[INPUT DATA]

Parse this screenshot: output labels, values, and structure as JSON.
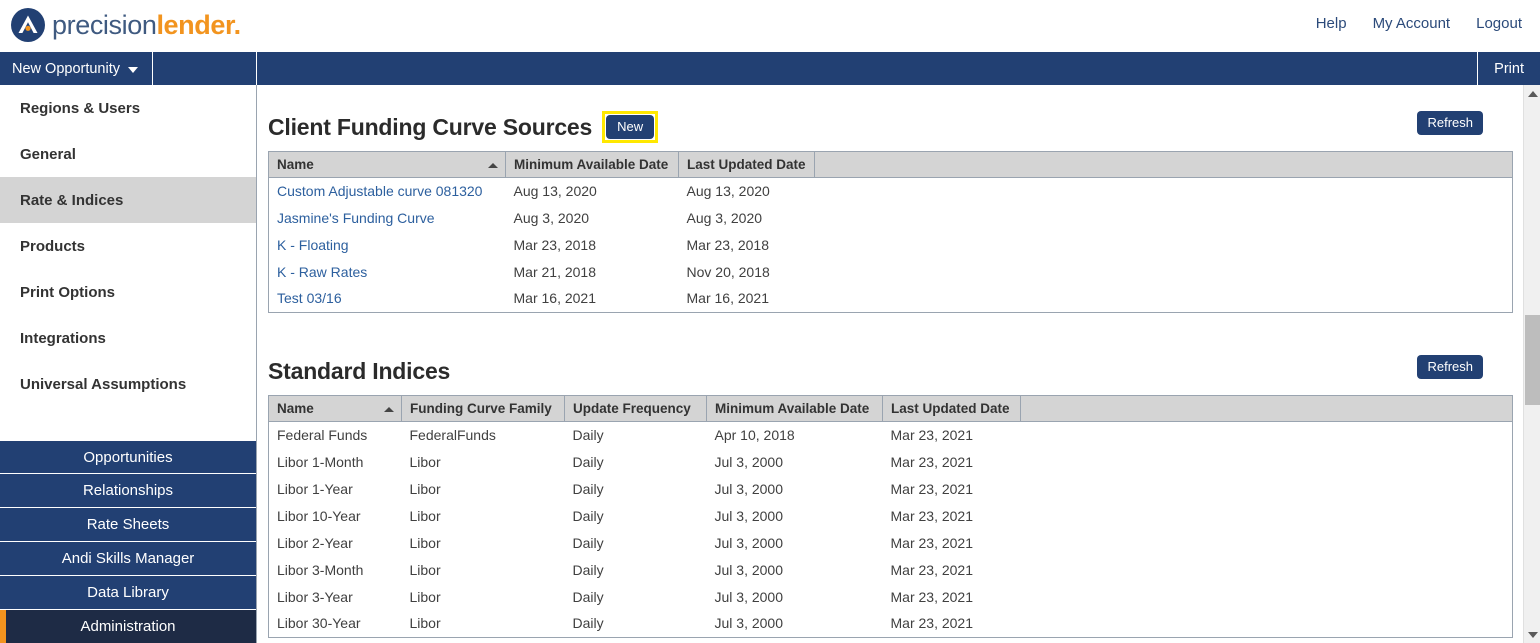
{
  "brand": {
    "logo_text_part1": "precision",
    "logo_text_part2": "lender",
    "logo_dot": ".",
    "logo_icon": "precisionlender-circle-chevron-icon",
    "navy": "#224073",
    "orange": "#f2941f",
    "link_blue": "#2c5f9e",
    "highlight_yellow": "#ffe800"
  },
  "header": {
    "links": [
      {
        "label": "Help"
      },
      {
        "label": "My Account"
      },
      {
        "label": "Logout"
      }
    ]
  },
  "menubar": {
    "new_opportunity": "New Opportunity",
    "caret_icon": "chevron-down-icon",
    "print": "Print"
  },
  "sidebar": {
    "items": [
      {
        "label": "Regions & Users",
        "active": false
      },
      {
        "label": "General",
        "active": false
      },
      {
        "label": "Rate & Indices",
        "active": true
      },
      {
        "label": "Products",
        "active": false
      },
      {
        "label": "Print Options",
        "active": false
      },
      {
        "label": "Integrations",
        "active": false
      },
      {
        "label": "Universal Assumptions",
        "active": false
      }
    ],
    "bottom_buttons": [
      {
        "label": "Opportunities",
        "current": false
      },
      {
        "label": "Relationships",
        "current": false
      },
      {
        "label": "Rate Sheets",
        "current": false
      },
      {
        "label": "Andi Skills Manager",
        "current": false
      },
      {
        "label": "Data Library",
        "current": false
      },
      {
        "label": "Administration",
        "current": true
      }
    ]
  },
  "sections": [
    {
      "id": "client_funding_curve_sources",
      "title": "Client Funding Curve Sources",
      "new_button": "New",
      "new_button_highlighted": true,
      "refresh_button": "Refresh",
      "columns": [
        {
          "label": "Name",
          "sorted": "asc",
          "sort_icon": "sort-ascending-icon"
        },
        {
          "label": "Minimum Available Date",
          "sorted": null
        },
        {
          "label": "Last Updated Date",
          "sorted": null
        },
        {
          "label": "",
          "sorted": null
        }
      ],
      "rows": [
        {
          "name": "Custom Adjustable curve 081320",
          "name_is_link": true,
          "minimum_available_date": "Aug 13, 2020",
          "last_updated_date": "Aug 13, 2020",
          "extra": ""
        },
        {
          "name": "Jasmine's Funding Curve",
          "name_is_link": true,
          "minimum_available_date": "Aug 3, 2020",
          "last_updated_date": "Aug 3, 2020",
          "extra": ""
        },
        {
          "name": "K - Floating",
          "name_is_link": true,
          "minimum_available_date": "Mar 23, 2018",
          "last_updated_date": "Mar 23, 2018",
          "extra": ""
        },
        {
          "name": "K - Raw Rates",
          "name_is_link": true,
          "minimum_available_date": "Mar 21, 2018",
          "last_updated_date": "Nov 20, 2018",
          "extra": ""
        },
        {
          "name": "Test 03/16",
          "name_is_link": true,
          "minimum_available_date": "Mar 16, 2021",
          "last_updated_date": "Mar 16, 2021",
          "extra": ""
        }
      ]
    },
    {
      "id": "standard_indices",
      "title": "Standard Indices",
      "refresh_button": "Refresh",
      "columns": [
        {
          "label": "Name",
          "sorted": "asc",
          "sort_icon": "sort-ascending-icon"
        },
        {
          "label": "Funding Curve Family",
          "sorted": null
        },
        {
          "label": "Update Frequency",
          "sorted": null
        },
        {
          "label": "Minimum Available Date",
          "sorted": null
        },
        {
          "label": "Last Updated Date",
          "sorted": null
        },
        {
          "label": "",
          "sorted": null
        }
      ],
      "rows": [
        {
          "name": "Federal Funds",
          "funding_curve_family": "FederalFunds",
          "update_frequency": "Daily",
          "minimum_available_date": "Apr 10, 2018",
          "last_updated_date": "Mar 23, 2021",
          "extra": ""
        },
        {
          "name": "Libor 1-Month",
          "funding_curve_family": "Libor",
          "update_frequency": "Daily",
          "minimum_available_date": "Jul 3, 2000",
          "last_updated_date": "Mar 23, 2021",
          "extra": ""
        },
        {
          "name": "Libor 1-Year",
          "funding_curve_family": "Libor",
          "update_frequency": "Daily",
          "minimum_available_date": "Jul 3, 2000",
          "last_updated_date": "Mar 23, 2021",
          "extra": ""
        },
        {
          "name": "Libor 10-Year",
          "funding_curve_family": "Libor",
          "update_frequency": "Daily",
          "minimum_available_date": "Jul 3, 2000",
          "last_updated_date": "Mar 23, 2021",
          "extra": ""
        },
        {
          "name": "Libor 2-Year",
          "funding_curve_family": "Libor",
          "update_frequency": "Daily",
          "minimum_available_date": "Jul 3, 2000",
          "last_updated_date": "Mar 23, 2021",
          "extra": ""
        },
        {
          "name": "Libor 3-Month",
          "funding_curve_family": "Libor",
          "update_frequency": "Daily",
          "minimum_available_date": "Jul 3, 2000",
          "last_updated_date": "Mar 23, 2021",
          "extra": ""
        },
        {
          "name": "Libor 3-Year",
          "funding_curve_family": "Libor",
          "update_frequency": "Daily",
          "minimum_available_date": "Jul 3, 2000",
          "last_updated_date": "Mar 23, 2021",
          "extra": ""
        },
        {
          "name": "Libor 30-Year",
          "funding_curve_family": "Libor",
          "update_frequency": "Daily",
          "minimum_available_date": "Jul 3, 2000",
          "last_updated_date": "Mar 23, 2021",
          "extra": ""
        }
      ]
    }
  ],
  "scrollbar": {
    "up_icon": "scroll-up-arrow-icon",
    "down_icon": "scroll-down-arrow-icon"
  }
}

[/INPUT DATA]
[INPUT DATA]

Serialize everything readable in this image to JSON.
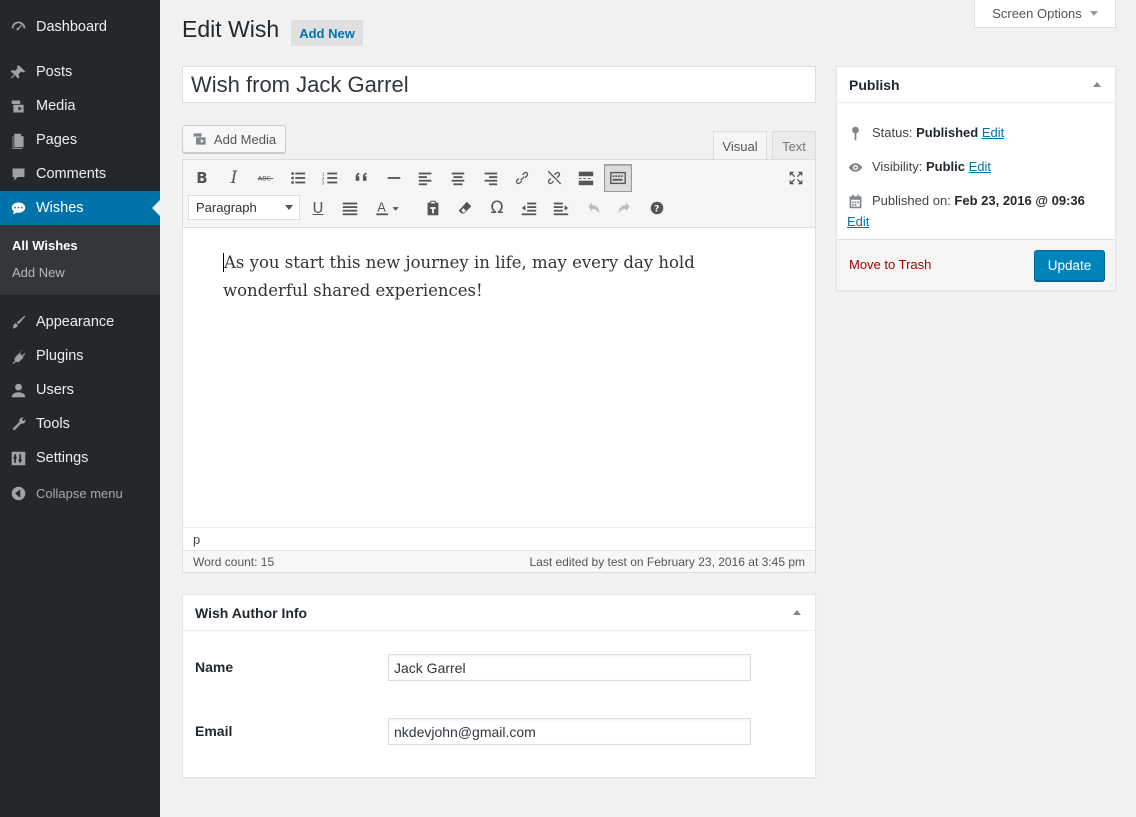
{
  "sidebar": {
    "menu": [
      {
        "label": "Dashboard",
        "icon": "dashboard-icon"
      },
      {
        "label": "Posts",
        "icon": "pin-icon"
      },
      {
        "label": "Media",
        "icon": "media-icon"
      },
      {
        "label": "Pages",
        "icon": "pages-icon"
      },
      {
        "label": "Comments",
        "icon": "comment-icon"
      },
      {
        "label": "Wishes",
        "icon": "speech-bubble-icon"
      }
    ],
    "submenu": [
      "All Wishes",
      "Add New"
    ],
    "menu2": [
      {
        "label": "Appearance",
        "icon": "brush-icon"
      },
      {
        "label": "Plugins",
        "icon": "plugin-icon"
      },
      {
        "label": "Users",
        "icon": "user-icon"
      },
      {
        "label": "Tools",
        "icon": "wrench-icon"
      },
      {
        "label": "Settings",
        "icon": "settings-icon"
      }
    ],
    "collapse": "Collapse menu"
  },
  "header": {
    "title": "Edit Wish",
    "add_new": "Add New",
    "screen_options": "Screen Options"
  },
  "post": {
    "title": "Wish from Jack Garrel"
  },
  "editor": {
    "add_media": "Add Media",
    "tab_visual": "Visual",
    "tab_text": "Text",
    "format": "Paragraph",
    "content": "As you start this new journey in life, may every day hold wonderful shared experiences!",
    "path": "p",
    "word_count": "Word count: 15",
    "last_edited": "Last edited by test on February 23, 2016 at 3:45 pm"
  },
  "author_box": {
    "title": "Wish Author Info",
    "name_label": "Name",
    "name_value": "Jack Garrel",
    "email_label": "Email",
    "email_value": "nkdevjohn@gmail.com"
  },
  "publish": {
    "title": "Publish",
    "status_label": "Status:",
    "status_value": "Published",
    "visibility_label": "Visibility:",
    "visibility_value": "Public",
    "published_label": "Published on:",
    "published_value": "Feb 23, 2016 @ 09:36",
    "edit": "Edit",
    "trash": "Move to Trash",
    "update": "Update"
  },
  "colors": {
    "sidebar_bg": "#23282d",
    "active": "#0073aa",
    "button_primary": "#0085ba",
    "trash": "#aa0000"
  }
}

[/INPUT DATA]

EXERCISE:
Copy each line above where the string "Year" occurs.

WORKED SOLUTION:
          "name": "Libor 1-Year",
          "name": "Libor 10-Year",
          "name": "Libor 2-Year",
          "name": "Libor 3-Year",
          "name": "Libor 30-Year",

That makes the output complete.